WHAT THE EXERCISE ASKS
For the data below, say how many lines contain "time". Only the number should be given.

MATERIAL SUPPLIED
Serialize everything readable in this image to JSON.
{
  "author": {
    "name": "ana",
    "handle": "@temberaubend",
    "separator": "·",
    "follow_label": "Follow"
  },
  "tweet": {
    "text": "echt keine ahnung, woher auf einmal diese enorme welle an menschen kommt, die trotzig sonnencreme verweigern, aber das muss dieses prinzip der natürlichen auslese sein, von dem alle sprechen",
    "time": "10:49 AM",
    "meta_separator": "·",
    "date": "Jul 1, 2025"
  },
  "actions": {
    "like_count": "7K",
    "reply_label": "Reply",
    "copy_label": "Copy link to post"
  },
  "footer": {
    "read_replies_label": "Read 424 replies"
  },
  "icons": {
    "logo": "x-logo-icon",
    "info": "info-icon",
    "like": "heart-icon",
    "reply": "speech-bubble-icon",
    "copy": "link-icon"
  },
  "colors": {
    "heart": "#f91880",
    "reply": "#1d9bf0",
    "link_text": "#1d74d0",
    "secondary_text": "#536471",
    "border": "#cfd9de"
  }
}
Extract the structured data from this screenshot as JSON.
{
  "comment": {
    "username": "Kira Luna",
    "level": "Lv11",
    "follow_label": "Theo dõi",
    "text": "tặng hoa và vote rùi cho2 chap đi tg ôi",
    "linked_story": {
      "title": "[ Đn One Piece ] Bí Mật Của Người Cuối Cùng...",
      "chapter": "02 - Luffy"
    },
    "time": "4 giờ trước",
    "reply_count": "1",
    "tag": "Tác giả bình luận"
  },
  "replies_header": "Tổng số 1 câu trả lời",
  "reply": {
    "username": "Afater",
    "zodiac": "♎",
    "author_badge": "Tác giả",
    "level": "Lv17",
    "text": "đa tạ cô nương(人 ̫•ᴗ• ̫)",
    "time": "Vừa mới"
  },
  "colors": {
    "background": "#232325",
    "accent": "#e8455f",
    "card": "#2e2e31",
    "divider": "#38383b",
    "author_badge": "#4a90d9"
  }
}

YOUR SOLUTION
3